** Exercise prompt **
Find every line below where the string "Tezign" shows up, and copy those lines.

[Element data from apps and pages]

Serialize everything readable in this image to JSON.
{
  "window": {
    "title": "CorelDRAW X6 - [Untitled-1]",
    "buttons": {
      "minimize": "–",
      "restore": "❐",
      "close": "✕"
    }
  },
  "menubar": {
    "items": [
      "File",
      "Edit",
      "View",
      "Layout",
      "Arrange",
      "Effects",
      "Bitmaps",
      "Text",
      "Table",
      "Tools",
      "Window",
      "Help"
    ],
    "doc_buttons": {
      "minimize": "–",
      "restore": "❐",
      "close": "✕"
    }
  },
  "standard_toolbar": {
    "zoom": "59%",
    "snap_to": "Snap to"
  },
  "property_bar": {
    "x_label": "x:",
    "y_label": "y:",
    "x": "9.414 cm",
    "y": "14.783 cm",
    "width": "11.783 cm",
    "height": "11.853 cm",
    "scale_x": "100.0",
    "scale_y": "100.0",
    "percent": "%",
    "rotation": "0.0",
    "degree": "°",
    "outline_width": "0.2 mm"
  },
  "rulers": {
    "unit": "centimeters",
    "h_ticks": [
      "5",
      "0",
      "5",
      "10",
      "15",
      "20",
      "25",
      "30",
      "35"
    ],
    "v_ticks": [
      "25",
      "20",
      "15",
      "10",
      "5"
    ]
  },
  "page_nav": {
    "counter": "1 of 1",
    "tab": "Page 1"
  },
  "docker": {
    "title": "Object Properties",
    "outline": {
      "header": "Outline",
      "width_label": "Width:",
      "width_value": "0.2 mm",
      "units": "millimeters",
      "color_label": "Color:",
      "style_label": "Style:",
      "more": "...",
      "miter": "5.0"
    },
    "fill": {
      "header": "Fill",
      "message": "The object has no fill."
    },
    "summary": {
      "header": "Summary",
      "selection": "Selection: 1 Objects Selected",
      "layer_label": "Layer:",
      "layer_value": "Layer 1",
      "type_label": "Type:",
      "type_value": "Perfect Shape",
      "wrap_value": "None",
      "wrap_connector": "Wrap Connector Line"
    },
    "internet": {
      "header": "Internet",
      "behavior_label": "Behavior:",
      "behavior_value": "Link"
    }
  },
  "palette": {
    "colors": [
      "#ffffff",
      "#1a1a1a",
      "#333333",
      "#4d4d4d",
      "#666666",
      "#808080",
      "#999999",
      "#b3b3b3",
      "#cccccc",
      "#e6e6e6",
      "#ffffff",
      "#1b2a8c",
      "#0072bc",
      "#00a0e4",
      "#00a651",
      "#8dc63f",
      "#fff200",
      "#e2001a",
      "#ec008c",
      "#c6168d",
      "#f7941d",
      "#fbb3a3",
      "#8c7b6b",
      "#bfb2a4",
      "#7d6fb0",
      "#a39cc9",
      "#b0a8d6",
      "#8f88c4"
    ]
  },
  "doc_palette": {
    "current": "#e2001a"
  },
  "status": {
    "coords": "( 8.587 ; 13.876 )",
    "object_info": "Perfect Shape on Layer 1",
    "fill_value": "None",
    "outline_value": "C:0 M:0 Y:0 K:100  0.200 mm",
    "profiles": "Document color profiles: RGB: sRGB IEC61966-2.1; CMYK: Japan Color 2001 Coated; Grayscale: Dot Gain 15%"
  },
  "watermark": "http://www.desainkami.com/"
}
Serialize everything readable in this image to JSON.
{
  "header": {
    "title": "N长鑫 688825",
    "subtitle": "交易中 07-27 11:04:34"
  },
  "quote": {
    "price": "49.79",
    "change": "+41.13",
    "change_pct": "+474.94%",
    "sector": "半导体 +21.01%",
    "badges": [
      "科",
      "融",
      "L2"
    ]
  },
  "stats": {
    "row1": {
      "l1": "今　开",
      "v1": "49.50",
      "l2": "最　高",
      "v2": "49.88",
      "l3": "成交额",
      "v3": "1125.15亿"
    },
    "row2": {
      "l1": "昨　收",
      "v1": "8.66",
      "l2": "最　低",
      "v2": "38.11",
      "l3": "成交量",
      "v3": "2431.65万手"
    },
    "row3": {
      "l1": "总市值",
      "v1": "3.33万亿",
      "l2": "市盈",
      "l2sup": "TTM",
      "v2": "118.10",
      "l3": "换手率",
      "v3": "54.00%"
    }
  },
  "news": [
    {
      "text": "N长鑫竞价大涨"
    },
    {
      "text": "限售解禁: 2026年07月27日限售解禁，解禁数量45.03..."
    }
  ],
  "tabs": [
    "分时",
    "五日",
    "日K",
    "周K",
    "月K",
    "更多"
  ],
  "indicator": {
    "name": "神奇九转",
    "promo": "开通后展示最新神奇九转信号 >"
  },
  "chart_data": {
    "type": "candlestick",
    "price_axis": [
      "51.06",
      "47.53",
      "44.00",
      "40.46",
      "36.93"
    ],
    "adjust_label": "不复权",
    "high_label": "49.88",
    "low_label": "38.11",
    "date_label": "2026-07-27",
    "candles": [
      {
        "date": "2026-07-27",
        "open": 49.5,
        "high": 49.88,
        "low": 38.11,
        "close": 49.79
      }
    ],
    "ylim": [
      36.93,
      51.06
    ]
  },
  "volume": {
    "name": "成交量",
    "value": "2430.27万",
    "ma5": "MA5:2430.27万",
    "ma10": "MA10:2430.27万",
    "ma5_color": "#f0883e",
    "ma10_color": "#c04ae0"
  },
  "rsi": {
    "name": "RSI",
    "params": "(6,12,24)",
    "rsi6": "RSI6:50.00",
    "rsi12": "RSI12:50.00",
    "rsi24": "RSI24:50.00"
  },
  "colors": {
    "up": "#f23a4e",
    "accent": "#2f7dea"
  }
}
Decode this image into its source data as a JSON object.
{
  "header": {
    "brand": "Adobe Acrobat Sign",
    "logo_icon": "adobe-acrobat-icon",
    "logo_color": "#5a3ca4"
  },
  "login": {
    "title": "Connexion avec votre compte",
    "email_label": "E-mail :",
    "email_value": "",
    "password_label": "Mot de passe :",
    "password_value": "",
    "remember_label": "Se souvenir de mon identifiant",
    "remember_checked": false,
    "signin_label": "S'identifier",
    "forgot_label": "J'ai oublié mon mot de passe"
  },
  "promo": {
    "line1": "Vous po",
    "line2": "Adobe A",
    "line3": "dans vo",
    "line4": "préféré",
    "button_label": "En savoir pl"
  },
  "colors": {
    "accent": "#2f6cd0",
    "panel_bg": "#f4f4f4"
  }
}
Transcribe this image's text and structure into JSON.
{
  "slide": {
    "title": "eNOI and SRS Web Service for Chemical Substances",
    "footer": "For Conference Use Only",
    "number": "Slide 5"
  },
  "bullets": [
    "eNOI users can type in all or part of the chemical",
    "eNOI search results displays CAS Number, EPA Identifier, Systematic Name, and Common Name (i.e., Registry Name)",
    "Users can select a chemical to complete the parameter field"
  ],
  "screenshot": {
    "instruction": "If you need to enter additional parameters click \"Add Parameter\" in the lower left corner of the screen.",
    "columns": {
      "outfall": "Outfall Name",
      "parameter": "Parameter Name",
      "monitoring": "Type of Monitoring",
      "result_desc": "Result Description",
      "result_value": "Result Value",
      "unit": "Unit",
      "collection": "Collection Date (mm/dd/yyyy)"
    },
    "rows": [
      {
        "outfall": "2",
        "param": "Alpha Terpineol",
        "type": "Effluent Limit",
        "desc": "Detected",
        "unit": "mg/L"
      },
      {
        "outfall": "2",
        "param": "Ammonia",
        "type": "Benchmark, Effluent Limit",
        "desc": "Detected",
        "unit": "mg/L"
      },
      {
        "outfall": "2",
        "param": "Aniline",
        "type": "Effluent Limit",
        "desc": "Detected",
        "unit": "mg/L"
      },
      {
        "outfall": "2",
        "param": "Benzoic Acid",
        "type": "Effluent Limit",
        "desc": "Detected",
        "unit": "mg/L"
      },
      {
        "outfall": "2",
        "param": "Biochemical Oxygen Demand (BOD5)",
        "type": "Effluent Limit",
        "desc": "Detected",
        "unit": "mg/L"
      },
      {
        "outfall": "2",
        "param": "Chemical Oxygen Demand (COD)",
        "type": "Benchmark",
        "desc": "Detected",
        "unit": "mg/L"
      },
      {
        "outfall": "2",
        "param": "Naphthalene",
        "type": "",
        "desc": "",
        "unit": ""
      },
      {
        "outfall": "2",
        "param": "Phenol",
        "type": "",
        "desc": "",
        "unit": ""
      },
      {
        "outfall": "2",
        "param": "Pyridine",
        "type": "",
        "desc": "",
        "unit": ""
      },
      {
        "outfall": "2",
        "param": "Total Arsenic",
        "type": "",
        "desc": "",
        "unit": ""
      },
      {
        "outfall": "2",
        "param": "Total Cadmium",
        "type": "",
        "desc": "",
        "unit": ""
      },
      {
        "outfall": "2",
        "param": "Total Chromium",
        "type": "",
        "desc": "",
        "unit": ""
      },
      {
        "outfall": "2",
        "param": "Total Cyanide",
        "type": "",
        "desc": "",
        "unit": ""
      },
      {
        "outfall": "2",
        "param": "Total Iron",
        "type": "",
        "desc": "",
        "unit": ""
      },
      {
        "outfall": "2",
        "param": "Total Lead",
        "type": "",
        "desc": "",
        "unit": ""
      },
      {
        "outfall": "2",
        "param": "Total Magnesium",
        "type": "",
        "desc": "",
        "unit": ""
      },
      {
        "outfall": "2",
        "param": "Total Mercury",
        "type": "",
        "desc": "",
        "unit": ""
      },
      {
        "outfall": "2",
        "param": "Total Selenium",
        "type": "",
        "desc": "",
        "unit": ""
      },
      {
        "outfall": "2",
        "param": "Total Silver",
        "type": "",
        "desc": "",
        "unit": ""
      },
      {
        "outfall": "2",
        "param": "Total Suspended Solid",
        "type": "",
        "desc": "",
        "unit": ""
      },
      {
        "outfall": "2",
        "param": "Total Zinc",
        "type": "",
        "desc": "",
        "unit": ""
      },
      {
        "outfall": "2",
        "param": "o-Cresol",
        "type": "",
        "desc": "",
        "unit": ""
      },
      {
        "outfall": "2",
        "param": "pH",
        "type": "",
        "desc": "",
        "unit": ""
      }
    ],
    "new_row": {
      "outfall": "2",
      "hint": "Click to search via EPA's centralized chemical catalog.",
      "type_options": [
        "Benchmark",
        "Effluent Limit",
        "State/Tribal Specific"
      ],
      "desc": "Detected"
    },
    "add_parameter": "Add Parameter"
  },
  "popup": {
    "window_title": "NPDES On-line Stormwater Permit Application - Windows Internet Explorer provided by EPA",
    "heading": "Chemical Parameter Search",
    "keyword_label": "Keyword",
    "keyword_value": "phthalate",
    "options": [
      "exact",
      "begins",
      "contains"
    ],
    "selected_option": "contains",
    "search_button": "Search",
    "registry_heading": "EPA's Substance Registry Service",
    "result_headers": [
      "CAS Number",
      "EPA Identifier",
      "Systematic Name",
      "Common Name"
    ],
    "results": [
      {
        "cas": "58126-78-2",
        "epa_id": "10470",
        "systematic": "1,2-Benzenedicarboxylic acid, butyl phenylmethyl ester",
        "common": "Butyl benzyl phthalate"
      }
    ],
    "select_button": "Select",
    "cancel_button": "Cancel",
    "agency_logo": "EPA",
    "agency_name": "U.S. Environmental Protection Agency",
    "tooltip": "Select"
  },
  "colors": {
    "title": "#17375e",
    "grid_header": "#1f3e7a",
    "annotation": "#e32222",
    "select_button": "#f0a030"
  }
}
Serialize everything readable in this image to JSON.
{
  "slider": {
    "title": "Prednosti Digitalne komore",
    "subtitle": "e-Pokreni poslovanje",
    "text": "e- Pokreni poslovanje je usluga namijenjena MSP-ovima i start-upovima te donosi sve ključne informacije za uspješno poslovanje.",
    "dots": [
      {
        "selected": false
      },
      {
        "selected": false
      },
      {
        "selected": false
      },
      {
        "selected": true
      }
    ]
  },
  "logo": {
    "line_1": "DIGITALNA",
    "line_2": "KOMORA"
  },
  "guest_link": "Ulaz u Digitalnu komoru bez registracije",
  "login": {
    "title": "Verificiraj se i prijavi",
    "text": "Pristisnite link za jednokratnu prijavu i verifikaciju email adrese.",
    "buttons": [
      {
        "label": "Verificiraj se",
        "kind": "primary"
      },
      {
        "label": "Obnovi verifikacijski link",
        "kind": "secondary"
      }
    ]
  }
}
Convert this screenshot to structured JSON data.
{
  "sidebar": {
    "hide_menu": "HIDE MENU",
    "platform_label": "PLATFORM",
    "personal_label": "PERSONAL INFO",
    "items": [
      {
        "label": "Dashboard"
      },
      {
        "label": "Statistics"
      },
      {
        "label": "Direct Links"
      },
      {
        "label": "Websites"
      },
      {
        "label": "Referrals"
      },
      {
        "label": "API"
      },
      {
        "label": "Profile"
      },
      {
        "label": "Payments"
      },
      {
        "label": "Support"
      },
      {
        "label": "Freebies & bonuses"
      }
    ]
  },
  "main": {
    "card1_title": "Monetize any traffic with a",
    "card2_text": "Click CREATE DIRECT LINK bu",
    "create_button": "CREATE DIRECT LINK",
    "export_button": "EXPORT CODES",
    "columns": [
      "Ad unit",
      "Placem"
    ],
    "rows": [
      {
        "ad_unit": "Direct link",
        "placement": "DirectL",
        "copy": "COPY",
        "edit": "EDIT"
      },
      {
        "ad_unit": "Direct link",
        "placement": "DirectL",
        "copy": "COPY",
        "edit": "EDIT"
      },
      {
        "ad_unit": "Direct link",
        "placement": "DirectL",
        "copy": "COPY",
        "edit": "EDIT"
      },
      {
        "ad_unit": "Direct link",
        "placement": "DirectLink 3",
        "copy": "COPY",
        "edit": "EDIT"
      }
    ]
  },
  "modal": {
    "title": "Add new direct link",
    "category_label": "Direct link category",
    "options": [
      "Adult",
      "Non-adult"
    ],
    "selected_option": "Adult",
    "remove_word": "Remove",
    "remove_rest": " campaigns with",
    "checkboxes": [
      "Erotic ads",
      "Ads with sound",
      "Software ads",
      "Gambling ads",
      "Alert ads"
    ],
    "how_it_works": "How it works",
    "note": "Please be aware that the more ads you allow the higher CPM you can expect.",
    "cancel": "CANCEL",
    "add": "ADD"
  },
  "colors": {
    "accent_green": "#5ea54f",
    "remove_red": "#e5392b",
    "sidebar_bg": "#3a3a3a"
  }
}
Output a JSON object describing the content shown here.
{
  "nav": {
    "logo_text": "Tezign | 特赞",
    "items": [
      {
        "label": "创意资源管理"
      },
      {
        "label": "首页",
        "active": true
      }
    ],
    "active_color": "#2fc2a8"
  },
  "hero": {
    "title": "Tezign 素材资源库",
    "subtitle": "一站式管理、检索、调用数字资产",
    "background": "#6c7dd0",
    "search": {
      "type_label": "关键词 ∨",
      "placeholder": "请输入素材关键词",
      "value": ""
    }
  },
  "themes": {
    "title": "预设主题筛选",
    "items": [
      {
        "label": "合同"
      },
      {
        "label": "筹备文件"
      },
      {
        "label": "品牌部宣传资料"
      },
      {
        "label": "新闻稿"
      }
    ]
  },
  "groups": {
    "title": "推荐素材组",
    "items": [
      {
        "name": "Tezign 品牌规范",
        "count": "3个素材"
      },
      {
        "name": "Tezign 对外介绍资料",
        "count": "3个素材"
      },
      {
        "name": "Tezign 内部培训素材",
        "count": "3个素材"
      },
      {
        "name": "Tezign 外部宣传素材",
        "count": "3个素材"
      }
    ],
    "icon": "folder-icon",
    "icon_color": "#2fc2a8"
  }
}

** Reply **
    "logo_text": "Tezign | 特赞",
    "title": "Tezign 素材资源库",
        "name": "Tezign 品牌规范",
        "name": "Tezign 对外介绍资料",
        "name": "Tezign 内部培训素材",
        "name": "Tezign 外部宣传素材",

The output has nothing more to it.